I have often written and spoken about one symptom of my bipolar, suicidal thoughts. I have had them every day since the age of 12. What I haven’t told anyone is that those thoughts sometime scream in my head and I have to battle very hard to quiet them. I have an internal list of reasons that suicide doesn’t make sense, and who would be hurt by the action, and I review that list almost daily.
But, it’s hard. I don’t always believe myself when I read the list. I don’t always trust that my reasons for living outweigh my reasons to not.
About a week ago, when it was it was particularly bad, I was thinking about how all my pets are about 10 years old, and will all be gone in approximately 5 years.
It became clear to me that I did not want to live in a world where those five animals didn’t exist. So much of who I am can be tracked to how I have had to support, protect, love those animals.
In that instant, I decided that when they died so would I.
And the clouds lifted.
As I started to think more and more about the constraint of having only 5 years to live. (Let me say right now, that this is a thought experiment. I seriously doubt I will go through with it.)
What do I want to accomplish? Who do I want to spend time with? How do I want to live? Why do I want to live?
It’s easy to answer “I would live life to fullest,” but harder to define what “fullest” means.
Would I want to climb Everest or invent a cure to cancer? Would I want to find love, have kids, and leave a legacy?
What I realized was that I didn’t want to live life to the fullest, rather, I wanted to enjoy those five years.
I want to focus on health, because if I was healthy, I would enjoy life more.
I don’t want to start another company, because I wouldn’t enjoy life as I dedicated everything to the growth of that business.
I want to get closer to a small set of people that make life enjoyable just by being part of it.
Mostly, when making decisions, all of a sudden, my enjoyment became a priority. I am a priority.

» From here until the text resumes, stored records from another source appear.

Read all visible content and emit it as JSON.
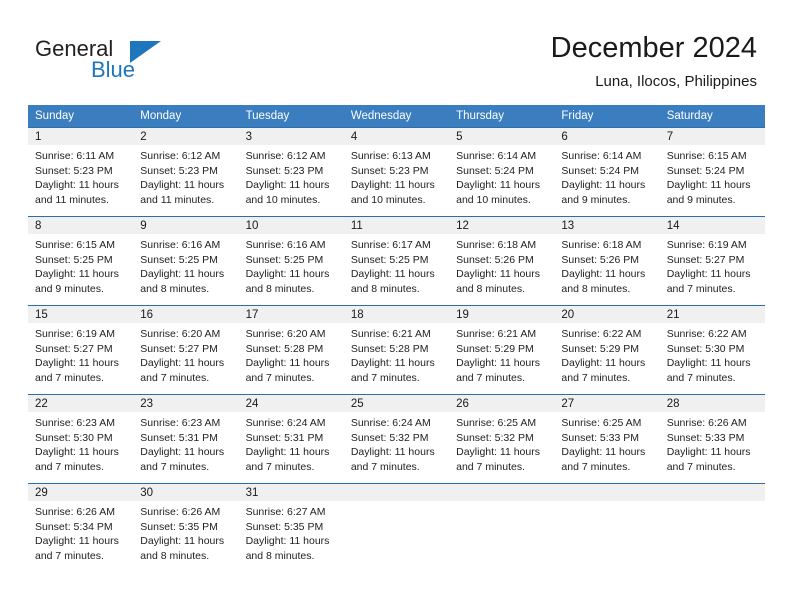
{
  "brand": {
    "name_top": "General",
    "name_bottom": "Blue",
    "color_dark": "#231f20",
    "color_blue": "#1f76bc"
  },
  "header": {
    "title": "December 2024",
    "subtitle": "Luna, Ilocos, Philippines"
  },
  "theme": {
    "header_bg": "#3a7ebf",
    "row_rule": "#2f6da8",
    "daynum_bg": "#f0f0f0"
  },
  "weekday_headers": [
    "Sunday",
    "Monday",
    "Tuesday",
    "Wednesday",
    "Thursday",
    "Friday",
    "Saturday"
  ],
  "weeks": [
    [
      {
        "day": "1",
        "sunrise": "Sunrise: 6:11 AM",
        "sunset": "Sunset: 5:23 PM",
        "daylight_1": "Daylight: 11 hours",
        "daylight_2": "and 11 minutes."
      },
      {
        "day": "2",
        "sunrise": "Sunrise: 6:12 AM",
        "sunset": "Sunset: 5:23 PM",
        "daylight_1": "Daylight: 11 hours",
        "daylight_2": "and 11 minutes."
      },
      {
        "day": "3",
        "sunrise": "Sunrise: 6:12 AM",
        "sunset": "Sunset: 5:23 PM",
        "daylight_1": "Daylight: 11 hours",
        "daylight_2": "and 10 minutes."
      },
      {
        "day": "4",
        "sunrise": "Sunrise: 6:13 AM",
        "sunset": "Sunset: 5:23 PM",
        "daylight_1": "Daylight: 11 hours",
        "daylight_2": "and 10 minutes."
      },
      {
        "day": "5",
        "sunrise": "Sunrise: 6:14 AM",
        "sunset": "Sunset: 5:24 PM",
        "daylight_1": "Daylight: 11 hours",
        "daylight_2": "and 10 minutes."
      },
      {
        "day": "6",
        "sunrise": "Sunrise: 6:14 AM",
        "sunset": "Sunset: 5:24 PM",
        "daylight_1": "Daylight: 11 hours",
        "daylight_2": "and 9 minutes."
      },
      {
        "day": "7",
        "sunrise": "Sunrise: 6:15 AM",
        "sunset": "Sunset: 5:24 PM",
        "daylight_1": "Daylight: 11 hours",
        "daylight_2": "and 9 minutes."
      }
    ],
    [
      {
        "day": "8",
        "sunrise": "Sunrise: 6:15 AM",
        "sunset": "Sunset: 5:25 PM",
        "daylight_1": "Daylight: 11 hours",
        "daylight_2": "and 9 minutes."
      },
      {
        "day": "9",
        "sunrise": "Sunrise: 6:16 AM",
        "sunset": "Sunset: 5:25 PM",
        "daylight_1": "Daylight: 11 hours",
        "daylight_2": "and 8 minutes."
      },
      {
        "day": "10",
        "sunrise": "Sunrise: 6:16 AM",
        "sunset": "Sunset: 5:25 PM",
        "daylight_1": "Daylight: 11 hours",
        "daylight_2": "and 8 minutes."
      },
      {
        "day": "11",
        "sunrise": "Sunrise: 6:17 AM",
        "sunset": "Sunset: 5:25 PM",
        "daylight_1": "Daylight: 11 hours",
        "daylight_2": "and 8 minutes."
      },
      {
        "day": "12",
        "sunrise": "Sunrise: 6:18 AM",
        "sunset": "Sunset: 5:26 PM",
        "daylight_1": "Daylight: 11 hours",
        "daylight_2": "and 8 minutes."
      },
      {
        "day": "13",
        "sunrise": "Sunrise: 6:18 AM",
        "sunset": "Sunset: 5:26 PM",
        "daylight_1": "Daylight: 11 hours",
        "daylight_2": "and 8 minutes."
      },
      {
        "day": "14",
        "sunrise": "Sunrise: 6:19 AM",
        "sunset": "Sunset: 5:27 PM",
        "daylight_1": "Daylight: 11 hours",
        "daylight_2": "and 7 minutes."
      }
    ],
    [
      {
        "day": "15",
        "sunrise": "Sunrise: 6:19 AM",
        "sunset": "Sunset: 5:27 PM",
        "daylight_1": "Daylight: 11 hours",
        "daylight_2": "and 7 minutes."
      },
      {
        "day": "16",
        "sunrise": "Sunrise: 6:20 AM",
        "sunset": "Sunset: 5:27 PM",
        "daylight_1": "Daylight: 11 hours",
        "daylight_2": "and 7 minutes."
      },
      {
        "day": "17",
        "sunrise": "Sunrise: 6:20 AM",
        "sunset": "Sunset: 5:28 PM",
        "daylight_1": "Daylight: 11 hours",
        "daylight_2": "and 7 minutes."
      },
      {
        "day": "18",
        "sunrise": "Sunrise: 6:21 AM",
        "sunset": "Sunset: 5:28 PM",
        "daylight_1": "Daylight: 11 hours",
        "daylight_2": "and 7 minutes."
      },
      {
        "day": "19",
        "sunrise": "Sunrise: 6:21 AM",
        "sunset": "Sunset: 5:29 PM",
        "daylight_1": "Daylight: 11 hours",
        "daylight_2": "and 7 minutes."
      },
      {
        "day": "20",
        "sunrise": "Sunrise: 6:22 AM",
        "sunset": "Sunset: 5:29 PM",
        "daylight_1": "Daylight: 11 hours",
        "daylight_2": "and 7 minutes."
      },
      {
        "day": "21",
        "sunrise": "Sunrise: 6:22 AM",
        "sunset": "Sunset: 5:30 PM",
        "daylight_1": "Daylight: 11 hours",
        "daylight_2": "and 7 minutes."
      }
    ],
    [
      {
        "day": "22",
        "sunrise": "Sunrise: 6:23 AM",
        "sunset": "Sunset: 5:30 PM",
        "daylight_1": "Daylight: 11 hours",
        "daylight_2": "and 7 minutes."
      },
      {
        "day": "23",
        "sunrise": "Sunrise: 6:23 AM",
        "sunset": "Sunset: 5:31 PM",
        "daylight_1": "Daylight: 11 hours",
        "daylight_2": "and 7 minutes."
      },
      {
        "day": "24",
        "sunrise": "Sunrise: 6:24 AM",
        "sunset": "Sunset: 5:31 PM",
        "daylight_1": "Daylight: 11 hours",
        "daylight_2": "and 7 minutes."
      },
      {
        "day": "25",
        "sunrise": "Sunrise: 6:24 AM",
        "sunset": "Sunset: 5:32 PM",
        "daylight_1": "Daylight: 11 hours",
        "daylight_2": "and 7 minutes."
      },
      {
        "day": "26",
        "sunrise": "Sunrise: 6:25 AM",
        "sunset": "Sunset: 5:32 PM",
        "daylight_1": "Daylight: 11 hours",
        "daylight_2": "and 7 minutes."
      },
      {
        "day": "27",
        "sunrise": "Sunrise: 6:25 AM",
        "sunset": "Sunset: 5:33 PM",
        "daylight_1": "Daylight: 11 hours",
        "daylight_2": "and 7 minutes."
      },
      {
        "day": "28",
        "sunrise": "Sunrise: 6:26 AM",
        "sunset": "Sunset: 5:33 PM",
        "daylight_1": "Daylight: 11 hours",
        "daylight_2": "and 7 minutes."
      }
    ],
    [
      {
        "day": "29",
        "sunrise": "Sunrise: 6:26 AM",
        "sunset": "Sunset: 5:34 PM",
        "daylight_1": "Daylight: 11 hours",
        "daylight_2": "and 7 minutes."
      },
      {
        "day": "30",
        "sunrise": "Sunrise: 6:26 AM",
        "sunset": "Sunset: 5:35 PM",
        "daylight_1": "Daylight: 11 hours",
        "daylight_2": "and 8 minutes."
      },
      {
        "day": "31",
        "sunrise": "Sunrise: 6:27 AM",
        "sunset": "Sunset: 5:35 PM",
        "daylight_1": "Daylight: 11 hours",
        "daylight_2": "and 8 minutes."
      },
      {
        "day": "",
        "sunrise": "",
        "sunset": "",
        "daylight_1": "",
        "daylight_2": ""
      },
      {
        "day": "",
        "sunrise": "",
        "sunset": "",
        "daylight_1": "",
        "daylight_2": ""
      },
      {
        "day": "",
        "sunrise": "",
        "sunset": "",
        "daylight_1": "",
        "daylight_2": ""
      },
      {
        "day": "",
        "sunrise": "",
        "sunset": "",
        "daylight_1": "",
        "daylight_2": ""
      }
    ]
  ]
}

Which has lead me to the decision to live my life in 5 year increments. To force constraint on the one thing we all wish had no constraint: life span.
By choosing the day I want to die; I have finally learned how to live.